In the darkness of despair we saw a vision,
We lit the light of hope and it was not extinguished.
So reads part of the poem, “We Saw a Vision” by Liam Mac Uistín, carved in gilded lettering on the top wall in Dublin’s somber Garden of Remembrance. It isn’t big, it isn’t flashy, but it’s worth a visit for anyone coming to Dublin.
This reflective park at the top of Dublin’s O’Connell Street was first built in 1966—the fiftieth anniversary of the Easter Rising—and dedicated to “all those who gave their lives in the cause of Irish freedom.” This year, the leaders of the 1916 Rising and subsequent War of Independence are receiving most of the attention, but the garden also recognizes those lost in all of Ireland’s violent grabs for freedom—1916 wasn’t the first, it was just the most successful.
The centerpiece of the park is the cross-shaped reflecting pool which, in addition to its obvious and overt Christian symbolism, is tiled with mosaic art of weapons and armor. This recognized the Celtic tradition of sealing a peace treaty by throwing (hopefully now-useless) weapons into the river as a gesture of commitment. Take a walk around the pool and find a bench to have your own peaceful sit—the “sunken garden” style of the center of the park makes it surprisingly quiet, surrounded by busy roads as it is.
At the top of the park (the short side of the cross), admire the large sculpture of the Children of Lir in a small fountain. In this park, the image of humans becoming swans symbolizes rebirth and new life, particularly in the way this depiction of the traditional Irish legend is staged. (In the original story, these four children of a mythological Irish king are turned to swans by their jealous stepmother, who, of course, happens to be a witch.)
Behind the statue, the text of the before-quoted poem is inscribed in Irish, English, and French on the marble walls, ensuring that its message rings clear to locals and foreign guests alike. During a landmark visit by Queen Elizabeth II in 2011—British higher-ups don’t often darken the doorstep of their so-recent colony—the poem was recited aloud to a gathered audience of Irish and UK officials, and Her Majesty herself laid a wreath.
On your own Dublin explorations, walk the extra block to the north end of O’Connell Street, just to the left of the statue of Mr. Parnell, and peek into the subtle powder-blue gates. Even if you aren’t Irish, spend a minute thinking about the sacrifices made by the men and women of this young country, and what their sacrifices have given the people of today’s Ireland.

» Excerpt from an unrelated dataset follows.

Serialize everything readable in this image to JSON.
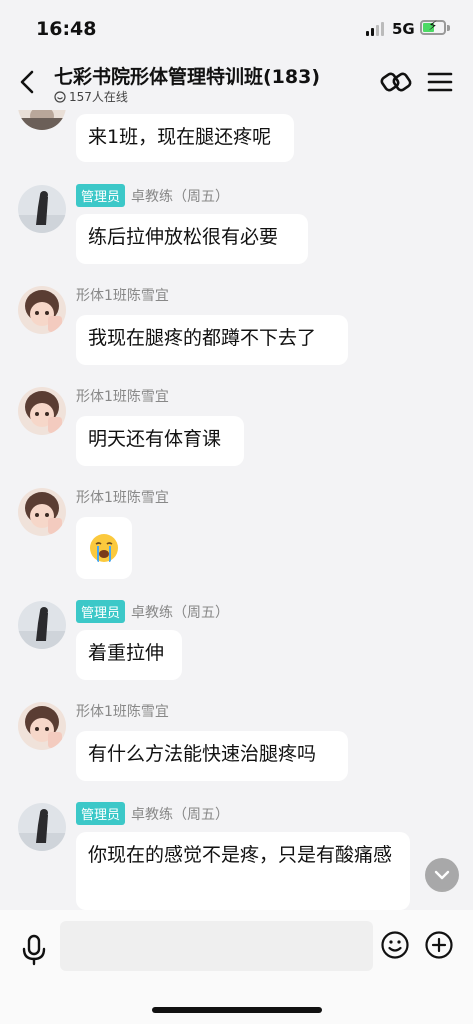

The Garden of Remembrance is open April–September from 08:30–18:00; October–March 09:30–16:00. Read more about the O’Connell Street neighborhood in my eBook, The Frugal Guide: Dublin available for free here, and on most eBook distribution services.